The National Infrastructure Commission will begin a study looking at how new technology can enhance the UK’s infrastructure.
The commission has been asked by chancellor Philip Hammond to identify the emerging technologies with the most potential to improve the management and maintenance of existing infrastructure and guide the government on how to deploy them.
It will focus on areas such as digitalisation, the internet of things, artificial intelligence and how they can advance the way the country manages its infrastructure.
This is the fifth study carried out by the NIC since it was formed last October.
The NIC published its fourth study last week looking into how transport infrastructure could maximise the potential of the east-west corridor between Cambridge, Milton Keynes and Oxford.
A number of recommendations were supported in Mr Hammond’s Autumn Statement, including an agreement to fund the next phase of the east-west Railway and the Oxford-Cambridge Expressway.

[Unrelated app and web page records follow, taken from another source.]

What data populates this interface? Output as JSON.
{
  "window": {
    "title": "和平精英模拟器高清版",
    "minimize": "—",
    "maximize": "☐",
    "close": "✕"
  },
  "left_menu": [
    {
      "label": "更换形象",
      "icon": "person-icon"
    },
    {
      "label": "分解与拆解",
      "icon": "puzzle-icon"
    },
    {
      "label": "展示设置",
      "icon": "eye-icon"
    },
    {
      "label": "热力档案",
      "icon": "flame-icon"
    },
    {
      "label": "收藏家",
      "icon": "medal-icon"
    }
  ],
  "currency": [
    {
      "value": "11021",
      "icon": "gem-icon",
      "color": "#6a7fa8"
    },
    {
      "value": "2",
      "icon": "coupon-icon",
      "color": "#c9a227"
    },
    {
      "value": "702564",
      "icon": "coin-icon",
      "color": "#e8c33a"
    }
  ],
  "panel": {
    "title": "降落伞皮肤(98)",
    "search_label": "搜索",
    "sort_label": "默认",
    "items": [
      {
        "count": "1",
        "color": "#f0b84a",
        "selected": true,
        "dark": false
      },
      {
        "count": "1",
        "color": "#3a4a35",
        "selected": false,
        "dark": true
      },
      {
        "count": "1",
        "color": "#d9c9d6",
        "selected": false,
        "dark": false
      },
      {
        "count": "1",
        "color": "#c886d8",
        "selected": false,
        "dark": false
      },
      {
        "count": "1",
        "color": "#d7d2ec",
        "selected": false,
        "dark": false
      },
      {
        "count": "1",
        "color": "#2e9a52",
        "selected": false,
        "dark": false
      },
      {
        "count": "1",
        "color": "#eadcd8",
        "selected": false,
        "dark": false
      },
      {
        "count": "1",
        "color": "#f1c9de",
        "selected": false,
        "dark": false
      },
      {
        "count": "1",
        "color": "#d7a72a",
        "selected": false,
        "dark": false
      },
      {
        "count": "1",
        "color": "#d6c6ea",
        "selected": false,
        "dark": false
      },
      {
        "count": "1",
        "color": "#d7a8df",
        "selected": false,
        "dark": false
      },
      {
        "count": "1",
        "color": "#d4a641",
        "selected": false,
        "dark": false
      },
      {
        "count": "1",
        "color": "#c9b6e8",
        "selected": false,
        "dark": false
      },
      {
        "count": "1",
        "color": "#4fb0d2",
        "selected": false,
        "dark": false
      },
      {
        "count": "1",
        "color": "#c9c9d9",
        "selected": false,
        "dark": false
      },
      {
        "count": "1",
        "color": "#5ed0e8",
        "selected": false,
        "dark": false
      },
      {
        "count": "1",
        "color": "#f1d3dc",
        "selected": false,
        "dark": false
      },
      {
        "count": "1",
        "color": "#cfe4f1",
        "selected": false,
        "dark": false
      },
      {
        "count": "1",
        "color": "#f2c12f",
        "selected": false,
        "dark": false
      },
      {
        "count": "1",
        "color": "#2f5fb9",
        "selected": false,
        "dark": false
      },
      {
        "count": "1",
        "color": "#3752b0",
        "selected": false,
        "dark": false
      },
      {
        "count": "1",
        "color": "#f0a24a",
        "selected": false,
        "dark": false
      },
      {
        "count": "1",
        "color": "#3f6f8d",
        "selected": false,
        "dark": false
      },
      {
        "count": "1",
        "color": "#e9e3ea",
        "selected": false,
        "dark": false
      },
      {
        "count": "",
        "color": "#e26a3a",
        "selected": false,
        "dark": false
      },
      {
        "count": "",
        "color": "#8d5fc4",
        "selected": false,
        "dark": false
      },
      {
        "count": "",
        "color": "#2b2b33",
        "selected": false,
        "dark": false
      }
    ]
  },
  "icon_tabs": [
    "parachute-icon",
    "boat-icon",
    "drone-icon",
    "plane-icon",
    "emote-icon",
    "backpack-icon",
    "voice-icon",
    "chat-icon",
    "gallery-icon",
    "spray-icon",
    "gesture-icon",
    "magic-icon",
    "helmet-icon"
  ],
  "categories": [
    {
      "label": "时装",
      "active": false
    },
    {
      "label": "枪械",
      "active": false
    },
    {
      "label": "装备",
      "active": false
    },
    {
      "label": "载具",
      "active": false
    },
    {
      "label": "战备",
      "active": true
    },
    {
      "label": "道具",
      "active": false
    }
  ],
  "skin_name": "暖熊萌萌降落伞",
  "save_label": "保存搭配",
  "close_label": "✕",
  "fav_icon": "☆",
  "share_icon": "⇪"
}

Mr Hammond announced that spending for infrastructure projects covered by the National Infrastructure Commission would increase to over 1 per cent GDP next year, up from 0.8 per cent.
He also said that from 2020 the NIC should make recommendations on the assumption that spending on infrastructure will equal between 1 per cent and 1.2 per cent of GDP each year from 2020 to 2050.
In a letter to NIC chairman Lord Adonis, Mr Hammond wrote: “Innovation and infrastructure are at the heart of the government’s economic and industrial strategy, and emerging technologies have the potential to radically improve the way we manage our infrastructure.”
NIC deputy chair Sir John Armitt said: “As new technologies develop, Britain must do everything it can to ensure that we are best placed to reap the benefits – and that includes incorporating innovative new systems and practices into the infrastructure that keeps our country moving.
“Britain should seek to lead the world in harnessing the emerging technologies that can make our lives easier and our economy more productive. This study will consider how we make that happen.”